**Work instructions**
Identify, in the records below, every line where the string "book" appears, and copy each such line.

**Entries provided**
★ ★ ★ ★ ★ ★ ★

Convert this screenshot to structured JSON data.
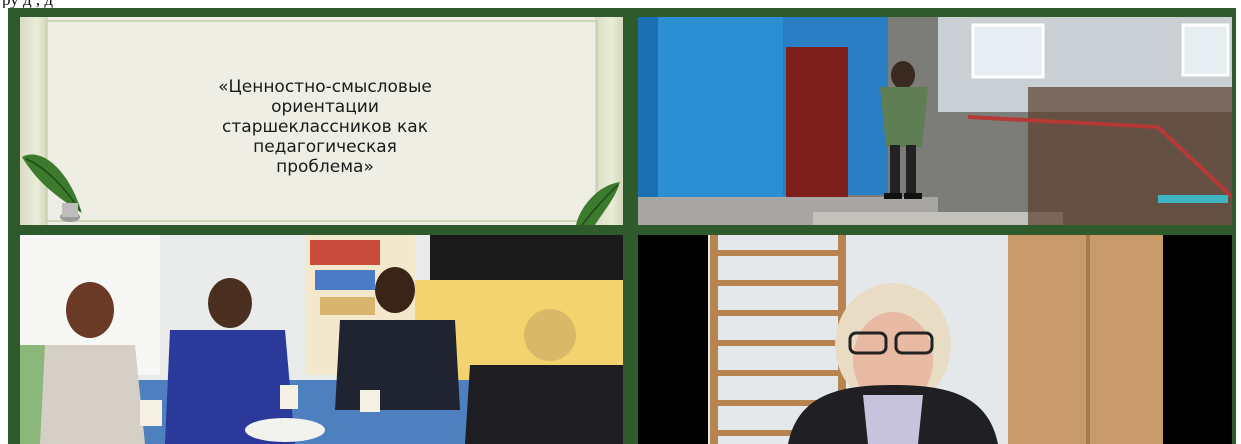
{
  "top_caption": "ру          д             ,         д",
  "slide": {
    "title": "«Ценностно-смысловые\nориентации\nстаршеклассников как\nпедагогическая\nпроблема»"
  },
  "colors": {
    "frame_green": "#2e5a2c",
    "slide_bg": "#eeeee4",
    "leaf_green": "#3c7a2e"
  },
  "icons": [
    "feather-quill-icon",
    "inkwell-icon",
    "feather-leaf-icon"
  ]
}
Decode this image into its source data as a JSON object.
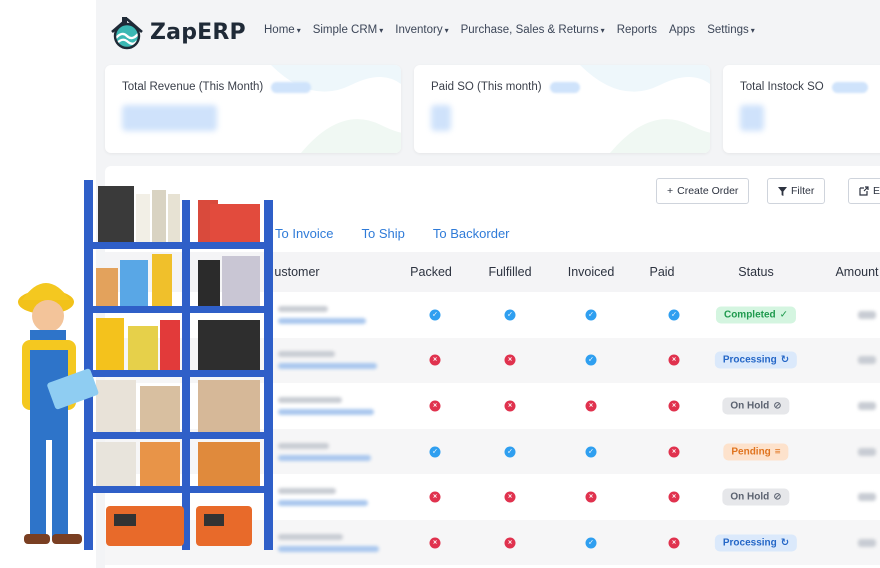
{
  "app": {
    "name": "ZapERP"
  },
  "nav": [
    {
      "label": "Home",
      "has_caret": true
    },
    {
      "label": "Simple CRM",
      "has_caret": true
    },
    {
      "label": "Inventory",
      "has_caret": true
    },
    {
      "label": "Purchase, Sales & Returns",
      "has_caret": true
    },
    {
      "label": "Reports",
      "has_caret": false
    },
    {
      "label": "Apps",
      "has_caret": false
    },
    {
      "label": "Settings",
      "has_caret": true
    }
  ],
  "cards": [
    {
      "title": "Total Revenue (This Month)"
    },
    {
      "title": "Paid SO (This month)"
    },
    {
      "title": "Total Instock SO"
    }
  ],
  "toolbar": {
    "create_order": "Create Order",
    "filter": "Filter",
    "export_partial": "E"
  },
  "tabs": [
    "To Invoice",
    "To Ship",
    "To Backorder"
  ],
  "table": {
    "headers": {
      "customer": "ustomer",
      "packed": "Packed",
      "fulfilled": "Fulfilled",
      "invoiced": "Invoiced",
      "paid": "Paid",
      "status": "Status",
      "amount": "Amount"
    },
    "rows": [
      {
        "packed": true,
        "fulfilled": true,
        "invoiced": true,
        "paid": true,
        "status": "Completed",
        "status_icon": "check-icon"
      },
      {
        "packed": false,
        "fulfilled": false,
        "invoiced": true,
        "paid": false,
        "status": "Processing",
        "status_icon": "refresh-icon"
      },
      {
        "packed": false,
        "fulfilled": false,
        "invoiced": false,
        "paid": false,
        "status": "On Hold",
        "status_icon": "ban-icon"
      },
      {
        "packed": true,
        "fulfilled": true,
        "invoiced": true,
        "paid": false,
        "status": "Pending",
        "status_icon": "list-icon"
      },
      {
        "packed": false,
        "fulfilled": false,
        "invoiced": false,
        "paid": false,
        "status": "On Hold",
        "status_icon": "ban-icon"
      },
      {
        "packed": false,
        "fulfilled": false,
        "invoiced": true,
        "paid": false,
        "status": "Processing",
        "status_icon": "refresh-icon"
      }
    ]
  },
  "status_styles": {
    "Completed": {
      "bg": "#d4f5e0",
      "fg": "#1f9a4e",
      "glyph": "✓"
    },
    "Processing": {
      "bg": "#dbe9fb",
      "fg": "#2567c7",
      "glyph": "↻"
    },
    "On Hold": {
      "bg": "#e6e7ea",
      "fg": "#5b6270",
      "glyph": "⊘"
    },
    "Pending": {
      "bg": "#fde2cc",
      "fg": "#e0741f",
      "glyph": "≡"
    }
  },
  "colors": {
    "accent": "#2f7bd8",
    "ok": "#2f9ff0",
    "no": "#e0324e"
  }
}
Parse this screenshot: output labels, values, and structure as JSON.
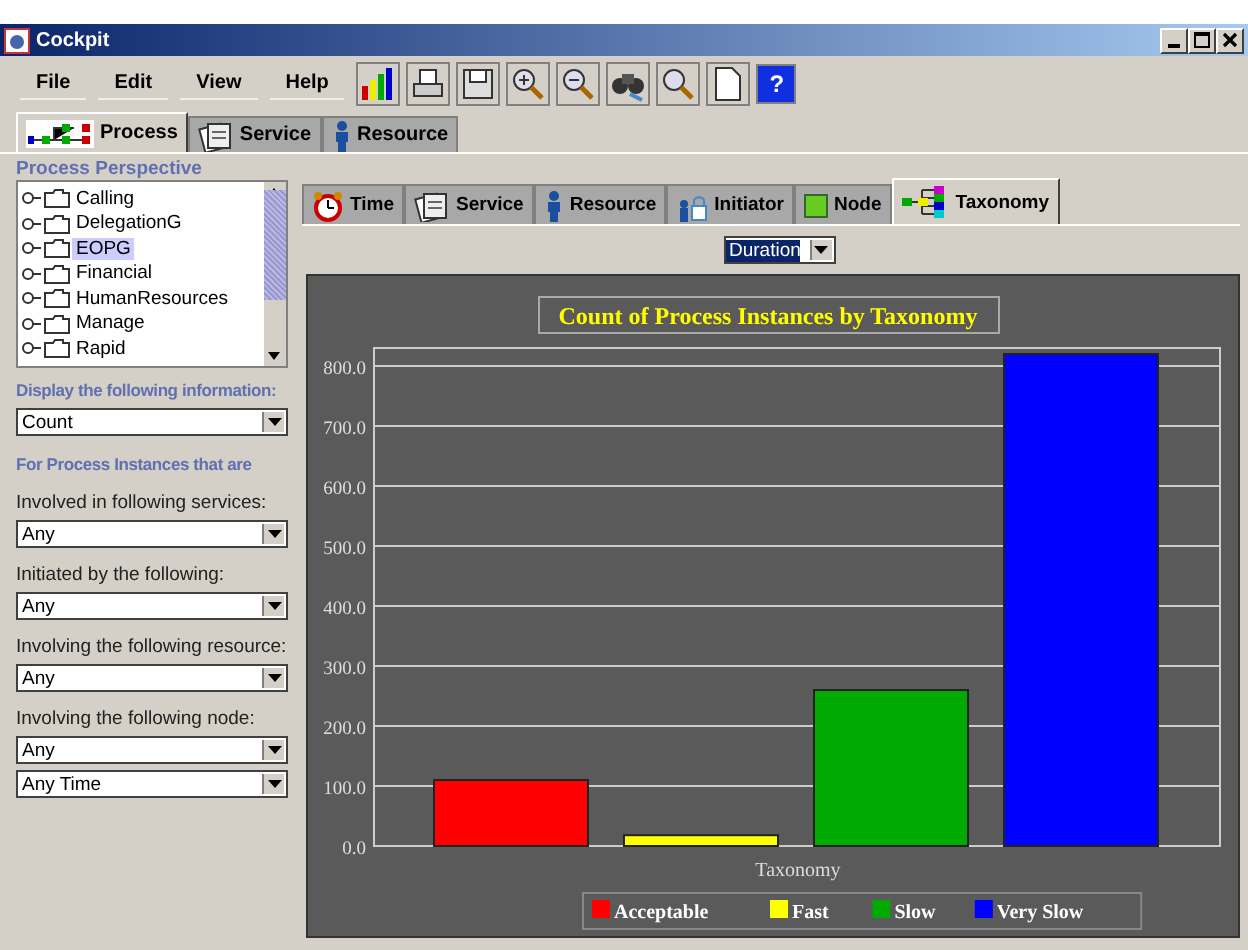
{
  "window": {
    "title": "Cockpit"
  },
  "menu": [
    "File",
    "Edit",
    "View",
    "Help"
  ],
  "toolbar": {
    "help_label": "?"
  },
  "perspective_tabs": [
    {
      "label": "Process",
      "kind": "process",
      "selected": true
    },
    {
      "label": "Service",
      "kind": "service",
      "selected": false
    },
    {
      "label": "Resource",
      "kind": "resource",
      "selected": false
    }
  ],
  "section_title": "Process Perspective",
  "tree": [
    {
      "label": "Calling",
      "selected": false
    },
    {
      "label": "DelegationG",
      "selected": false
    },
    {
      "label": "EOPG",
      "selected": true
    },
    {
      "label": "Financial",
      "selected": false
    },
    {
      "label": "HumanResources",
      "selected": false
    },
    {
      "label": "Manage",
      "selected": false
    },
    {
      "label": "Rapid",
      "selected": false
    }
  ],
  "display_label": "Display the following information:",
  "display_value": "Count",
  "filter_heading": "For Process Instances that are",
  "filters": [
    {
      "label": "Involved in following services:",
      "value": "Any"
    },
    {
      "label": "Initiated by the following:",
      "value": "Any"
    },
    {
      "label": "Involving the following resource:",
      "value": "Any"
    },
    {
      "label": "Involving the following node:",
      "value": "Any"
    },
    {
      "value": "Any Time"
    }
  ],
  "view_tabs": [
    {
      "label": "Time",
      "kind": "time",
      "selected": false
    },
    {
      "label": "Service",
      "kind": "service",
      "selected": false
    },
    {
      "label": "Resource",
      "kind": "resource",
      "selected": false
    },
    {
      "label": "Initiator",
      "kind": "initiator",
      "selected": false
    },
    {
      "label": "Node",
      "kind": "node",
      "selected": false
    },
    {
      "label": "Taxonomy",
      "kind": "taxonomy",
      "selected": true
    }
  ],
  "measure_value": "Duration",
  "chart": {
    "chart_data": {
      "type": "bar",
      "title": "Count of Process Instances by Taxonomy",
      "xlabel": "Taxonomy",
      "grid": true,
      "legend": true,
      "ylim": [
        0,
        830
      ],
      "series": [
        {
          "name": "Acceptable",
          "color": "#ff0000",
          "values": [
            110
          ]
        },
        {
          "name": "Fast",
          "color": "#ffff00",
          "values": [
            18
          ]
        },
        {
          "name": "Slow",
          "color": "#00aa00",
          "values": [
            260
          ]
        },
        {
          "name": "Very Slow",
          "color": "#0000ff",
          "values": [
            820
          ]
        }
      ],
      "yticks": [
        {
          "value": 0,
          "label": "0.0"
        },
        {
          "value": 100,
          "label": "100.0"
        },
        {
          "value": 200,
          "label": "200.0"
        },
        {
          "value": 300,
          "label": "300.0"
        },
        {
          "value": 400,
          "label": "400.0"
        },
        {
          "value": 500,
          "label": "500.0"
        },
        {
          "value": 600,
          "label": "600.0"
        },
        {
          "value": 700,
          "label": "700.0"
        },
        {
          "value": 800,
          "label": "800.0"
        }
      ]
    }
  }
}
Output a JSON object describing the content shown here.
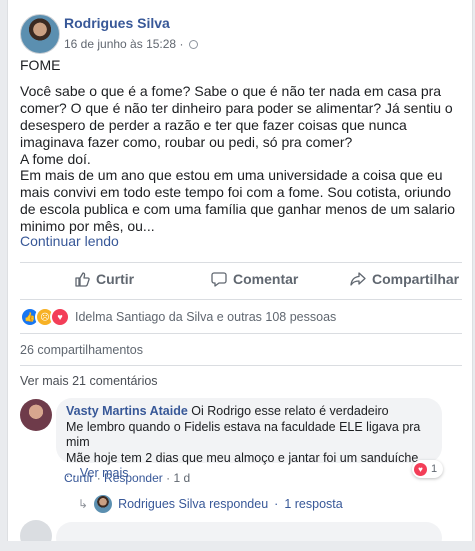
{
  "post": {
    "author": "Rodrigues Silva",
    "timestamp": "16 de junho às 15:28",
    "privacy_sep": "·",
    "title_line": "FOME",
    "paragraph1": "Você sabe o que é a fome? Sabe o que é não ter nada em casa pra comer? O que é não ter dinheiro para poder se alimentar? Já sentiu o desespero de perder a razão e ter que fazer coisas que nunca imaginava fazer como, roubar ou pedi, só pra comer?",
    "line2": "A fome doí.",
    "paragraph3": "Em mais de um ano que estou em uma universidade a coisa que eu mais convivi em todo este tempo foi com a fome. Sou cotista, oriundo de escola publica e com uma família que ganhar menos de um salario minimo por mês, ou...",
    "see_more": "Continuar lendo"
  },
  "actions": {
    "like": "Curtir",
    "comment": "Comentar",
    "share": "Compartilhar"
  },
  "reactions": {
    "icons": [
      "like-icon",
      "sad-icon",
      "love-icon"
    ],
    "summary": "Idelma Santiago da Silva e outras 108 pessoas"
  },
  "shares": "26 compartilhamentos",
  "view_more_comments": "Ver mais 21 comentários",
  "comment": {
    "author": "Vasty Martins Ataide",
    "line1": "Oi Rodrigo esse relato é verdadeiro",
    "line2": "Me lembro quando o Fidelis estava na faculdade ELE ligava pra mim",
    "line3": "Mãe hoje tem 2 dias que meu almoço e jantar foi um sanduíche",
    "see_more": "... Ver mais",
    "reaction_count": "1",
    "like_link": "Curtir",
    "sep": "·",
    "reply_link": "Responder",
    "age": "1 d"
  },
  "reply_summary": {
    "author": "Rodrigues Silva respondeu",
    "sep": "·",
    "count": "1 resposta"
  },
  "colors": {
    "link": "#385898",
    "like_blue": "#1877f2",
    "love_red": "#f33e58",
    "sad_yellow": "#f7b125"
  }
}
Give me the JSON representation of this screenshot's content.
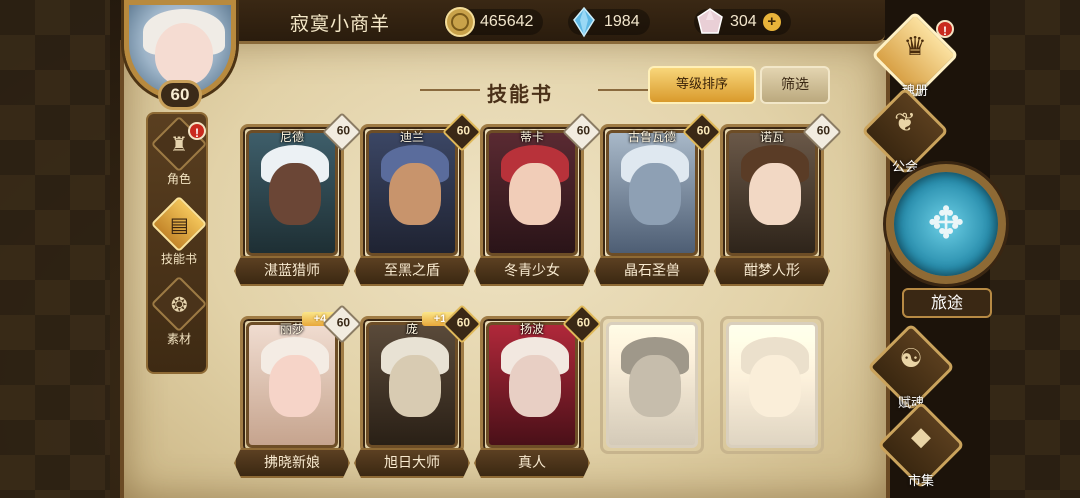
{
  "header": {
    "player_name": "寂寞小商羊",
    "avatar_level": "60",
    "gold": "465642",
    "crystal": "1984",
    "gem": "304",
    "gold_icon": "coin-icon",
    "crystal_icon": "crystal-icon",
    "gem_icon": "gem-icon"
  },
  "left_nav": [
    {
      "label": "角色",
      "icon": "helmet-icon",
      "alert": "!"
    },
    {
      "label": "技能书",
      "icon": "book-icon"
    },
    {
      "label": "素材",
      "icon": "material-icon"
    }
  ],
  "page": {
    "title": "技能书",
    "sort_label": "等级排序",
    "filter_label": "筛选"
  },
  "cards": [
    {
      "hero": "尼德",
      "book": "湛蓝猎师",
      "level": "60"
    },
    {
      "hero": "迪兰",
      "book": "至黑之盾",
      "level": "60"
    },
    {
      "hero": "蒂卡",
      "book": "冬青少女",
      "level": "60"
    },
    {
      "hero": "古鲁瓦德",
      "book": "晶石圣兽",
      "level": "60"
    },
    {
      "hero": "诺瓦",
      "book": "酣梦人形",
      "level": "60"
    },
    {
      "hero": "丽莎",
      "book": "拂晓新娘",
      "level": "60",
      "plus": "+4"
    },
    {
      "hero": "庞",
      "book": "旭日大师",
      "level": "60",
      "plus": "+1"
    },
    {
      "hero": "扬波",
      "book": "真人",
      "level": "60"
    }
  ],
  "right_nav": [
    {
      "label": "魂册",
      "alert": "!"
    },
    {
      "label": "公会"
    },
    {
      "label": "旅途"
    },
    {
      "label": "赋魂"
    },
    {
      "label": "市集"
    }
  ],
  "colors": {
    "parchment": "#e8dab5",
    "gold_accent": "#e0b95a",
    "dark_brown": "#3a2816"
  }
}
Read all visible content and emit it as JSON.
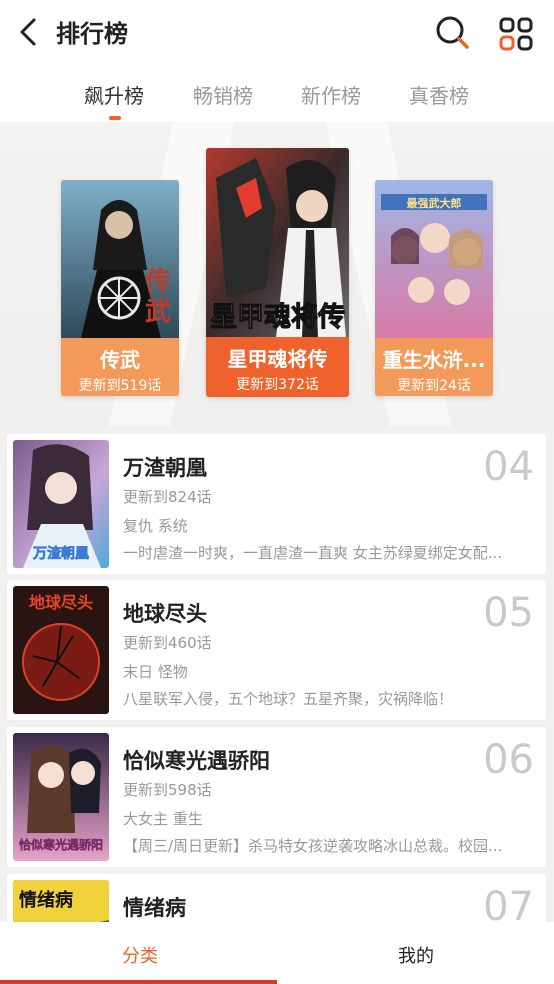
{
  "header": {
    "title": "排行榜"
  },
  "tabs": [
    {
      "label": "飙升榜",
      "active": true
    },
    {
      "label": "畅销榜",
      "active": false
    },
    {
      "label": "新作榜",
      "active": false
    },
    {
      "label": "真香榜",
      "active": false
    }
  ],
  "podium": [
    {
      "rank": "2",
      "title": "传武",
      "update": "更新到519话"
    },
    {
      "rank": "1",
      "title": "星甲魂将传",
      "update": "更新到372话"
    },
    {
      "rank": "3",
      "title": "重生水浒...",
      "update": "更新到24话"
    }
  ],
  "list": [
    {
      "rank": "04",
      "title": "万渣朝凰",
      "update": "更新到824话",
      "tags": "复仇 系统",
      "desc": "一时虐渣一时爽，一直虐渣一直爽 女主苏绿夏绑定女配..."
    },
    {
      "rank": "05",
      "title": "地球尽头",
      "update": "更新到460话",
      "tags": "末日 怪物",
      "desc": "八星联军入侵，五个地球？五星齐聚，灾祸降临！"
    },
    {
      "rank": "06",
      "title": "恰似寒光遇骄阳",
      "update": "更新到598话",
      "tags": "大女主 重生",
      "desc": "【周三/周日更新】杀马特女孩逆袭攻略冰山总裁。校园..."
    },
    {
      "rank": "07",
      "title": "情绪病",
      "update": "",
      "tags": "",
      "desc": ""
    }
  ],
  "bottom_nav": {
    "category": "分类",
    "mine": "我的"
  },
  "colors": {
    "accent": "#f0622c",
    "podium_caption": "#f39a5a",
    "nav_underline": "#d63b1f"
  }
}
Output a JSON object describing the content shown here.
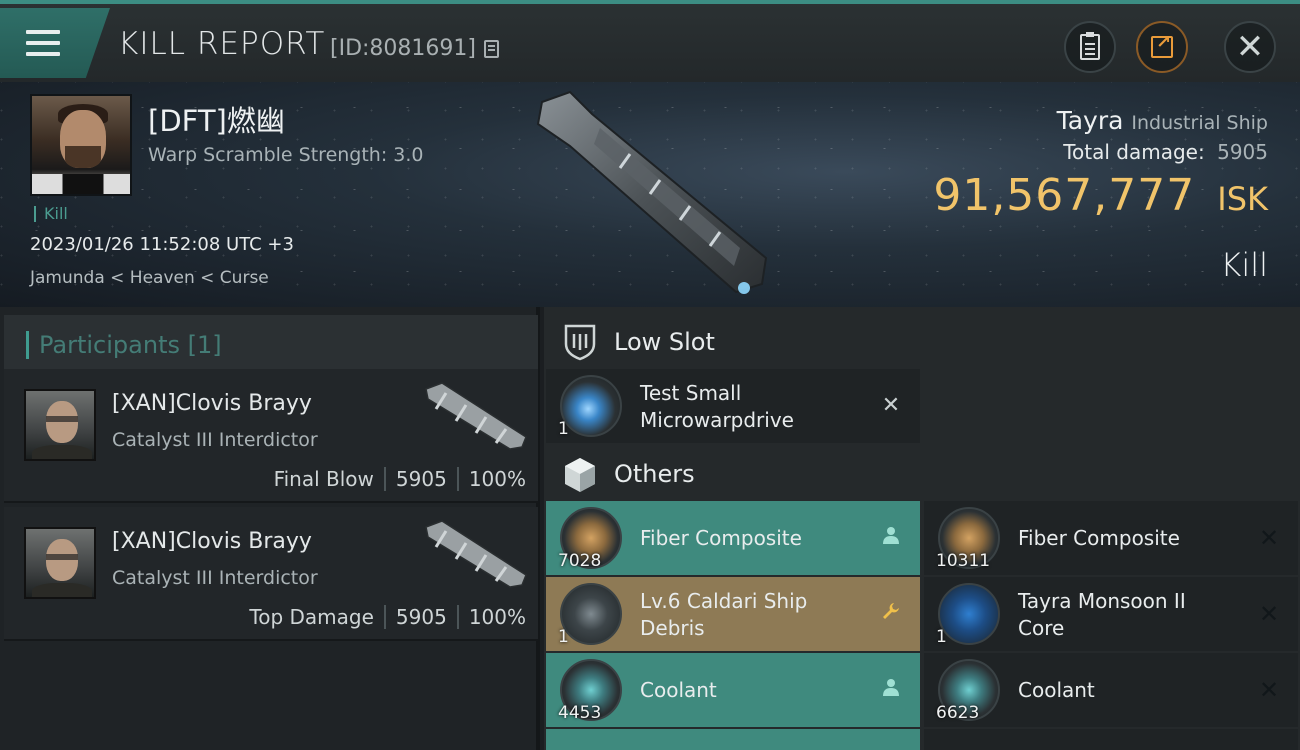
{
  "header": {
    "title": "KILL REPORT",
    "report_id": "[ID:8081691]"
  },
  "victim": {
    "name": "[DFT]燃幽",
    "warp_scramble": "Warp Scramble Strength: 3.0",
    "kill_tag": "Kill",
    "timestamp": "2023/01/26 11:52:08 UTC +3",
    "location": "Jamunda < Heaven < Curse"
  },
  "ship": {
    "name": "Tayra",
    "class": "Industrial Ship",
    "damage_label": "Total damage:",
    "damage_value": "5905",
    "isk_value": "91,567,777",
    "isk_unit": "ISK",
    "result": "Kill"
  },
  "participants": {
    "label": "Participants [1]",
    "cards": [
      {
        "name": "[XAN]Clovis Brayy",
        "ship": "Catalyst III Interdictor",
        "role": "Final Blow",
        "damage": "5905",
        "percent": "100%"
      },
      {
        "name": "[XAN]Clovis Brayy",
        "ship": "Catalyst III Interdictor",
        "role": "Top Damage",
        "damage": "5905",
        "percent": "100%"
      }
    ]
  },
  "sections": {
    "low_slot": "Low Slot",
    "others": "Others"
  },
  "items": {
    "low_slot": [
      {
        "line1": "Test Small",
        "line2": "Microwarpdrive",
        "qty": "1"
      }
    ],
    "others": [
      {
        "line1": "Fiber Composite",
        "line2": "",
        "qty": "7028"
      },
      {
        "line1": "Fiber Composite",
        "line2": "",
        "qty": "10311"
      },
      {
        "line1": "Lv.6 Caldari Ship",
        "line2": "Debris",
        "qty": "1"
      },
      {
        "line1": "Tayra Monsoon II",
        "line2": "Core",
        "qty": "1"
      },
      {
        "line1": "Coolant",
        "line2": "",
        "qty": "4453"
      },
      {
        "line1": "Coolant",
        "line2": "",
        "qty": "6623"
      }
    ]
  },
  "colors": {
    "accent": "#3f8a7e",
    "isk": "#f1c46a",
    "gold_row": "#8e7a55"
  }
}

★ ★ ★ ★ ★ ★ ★

**Result**
      "icon": "book-icon"
      "book": "湛蓝猎师",
      "book": "至黑之盾",
      "book": "冬青少女",
      "book": "晶石圣兽",
      "book": "酣梦人形",
      "book": "拂晓新娘",
      "book": "旭日大师",
      "book": "真人",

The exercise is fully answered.